He carried out studies on the impact of this basic bridle on horses which showed signs of distress when ridden using traditional tackle. Very quickly he became convinced that many of the clinical conditions that he has seen throughout his career were a result of the problems caused by the bit.

He made a few modifications to the design which were patented in the US and formed a company which sells this kit through his website, . Similar products are available from other companies which have sprung up in various countries around the world, including the UK.

The idea of using bitless tackle has been taken up with great enthusiasm by leisure riders in the US and abroad and his website contains a large number of unsolicited testimonials on the beneficial effects that this simple device has had on the experiences of the owners.

This acceptance of the new technology has, however, largely resulted from word of mouth recommendations – there has been minimal support from his veterinary colleagues in his campaign to change the technology used to control their client’s animals.

“The profession in the US and UK has taken very little notice of the work I have done over the past 10 years. I don’t think they have woken up to the fact that the bit can explain so many of the idiopathic diseases that equine practitioners have worried about for generations.

“I can’t really explain why. I suspect that most veterinary surgeons have regarded the bit as a mystery which isn’t really their province and have left these issues to the horse owners.”

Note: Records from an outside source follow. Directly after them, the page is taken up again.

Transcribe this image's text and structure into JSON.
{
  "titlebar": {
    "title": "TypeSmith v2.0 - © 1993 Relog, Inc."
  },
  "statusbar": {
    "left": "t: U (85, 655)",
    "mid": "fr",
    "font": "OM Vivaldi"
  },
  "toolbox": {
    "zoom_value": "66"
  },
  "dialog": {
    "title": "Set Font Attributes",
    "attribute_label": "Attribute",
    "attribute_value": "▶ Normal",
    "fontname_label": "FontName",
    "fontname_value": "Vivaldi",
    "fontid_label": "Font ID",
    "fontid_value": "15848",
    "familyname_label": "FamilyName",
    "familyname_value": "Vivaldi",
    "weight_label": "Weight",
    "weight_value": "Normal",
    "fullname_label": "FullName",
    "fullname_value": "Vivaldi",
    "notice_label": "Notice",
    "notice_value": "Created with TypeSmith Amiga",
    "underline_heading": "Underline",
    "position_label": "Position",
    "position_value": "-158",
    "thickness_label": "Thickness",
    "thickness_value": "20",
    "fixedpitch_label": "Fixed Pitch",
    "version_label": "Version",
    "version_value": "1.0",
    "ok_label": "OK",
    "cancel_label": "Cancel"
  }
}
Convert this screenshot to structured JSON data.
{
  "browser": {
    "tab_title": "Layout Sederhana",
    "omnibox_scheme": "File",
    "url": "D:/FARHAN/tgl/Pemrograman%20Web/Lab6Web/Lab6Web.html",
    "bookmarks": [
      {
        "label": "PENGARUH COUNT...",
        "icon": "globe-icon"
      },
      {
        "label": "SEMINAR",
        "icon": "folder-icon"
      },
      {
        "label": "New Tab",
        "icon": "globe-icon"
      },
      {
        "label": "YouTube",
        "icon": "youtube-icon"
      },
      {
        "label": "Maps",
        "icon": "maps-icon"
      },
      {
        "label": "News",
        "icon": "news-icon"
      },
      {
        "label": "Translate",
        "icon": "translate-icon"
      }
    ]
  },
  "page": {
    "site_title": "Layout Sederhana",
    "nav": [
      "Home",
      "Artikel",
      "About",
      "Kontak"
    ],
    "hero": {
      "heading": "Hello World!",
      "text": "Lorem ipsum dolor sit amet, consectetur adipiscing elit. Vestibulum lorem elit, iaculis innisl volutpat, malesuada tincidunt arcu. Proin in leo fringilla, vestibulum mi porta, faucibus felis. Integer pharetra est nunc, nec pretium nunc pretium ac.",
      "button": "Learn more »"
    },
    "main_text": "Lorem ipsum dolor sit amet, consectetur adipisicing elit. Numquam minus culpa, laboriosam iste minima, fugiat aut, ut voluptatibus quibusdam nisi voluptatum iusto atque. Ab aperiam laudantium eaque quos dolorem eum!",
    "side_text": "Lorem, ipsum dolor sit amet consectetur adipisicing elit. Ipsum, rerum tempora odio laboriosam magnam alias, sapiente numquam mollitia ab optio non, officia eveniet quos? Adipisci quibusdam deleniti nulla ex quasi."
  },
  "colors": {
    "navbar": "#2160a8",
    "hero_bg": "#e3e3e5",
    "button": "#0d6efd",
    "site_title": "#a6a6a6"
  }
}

The attitude of the regulatory authorities for equestrian sports has been even less encouraging. The United States Equestrian Federation insists that bitted bridles are used by all riders competing in all dressage competitions organised under its jurisdiction although, curiously, these are not mandatory requirements for the cross country or show jumping disciplines.


“I haven’t been able to persuade the US authorities to even look at my data. You can put it down to the conservatism and tradition that is part of this world but there is also a big dose of sheer wooden-headedness,” he says.

Two recent developments have given Professor Cook hope that professional colleagues and the competitive horse world may be ready to accept his arguments for the benefits of bitless bridles. The November 2009 edition of the Equine Veterinary Journal carried a paper co-written with Daniel Mills, professor of veterinary behavioural medicine at the University of Lincoln, directly comparing the performance of four horses ridden with a conventional snaffle bridle and his own design.

The study took place at the US Certified Horsemanship Association conference in October 2008 in which the horses carried out two four-minute exercises with the same rider, which were viewed by an independent judge. Two of the horses had never been ridden with a bitless bridle before and in the overall group there was an average 75% improvement in the performance after switching to the new bridle.

Professor Cook hopes that now the study has appeared in a reputable journal, other equine scientists will be persuaded to conduct research on the behavioural and physiological effects of the bit. Even more importantly, the equine sports authorities have begun to show a willingness to consider a change in the rules.

In 2008, the Dutch equestrian authority became the first association to allow the use of the crossunder bridle in its dressage and driving competitions and the South African association followed suit last year.

If the international body, the FEI, and the larger national associations can be persuaded to review their rules, the bitless bridle could eventually be permitted in all equine sports. A proposal was being considered by the US Equestrian Federation as this issue of Veterinary Practice went to press.

“I don’t know whether they are ready to accept this change just yet but I am optimistic and feel we have reached a tipping point. But even if it doesn’t happen this time, I will still keep hammering away. I am 78 and may be getting on a little but I haven’t finished yet.”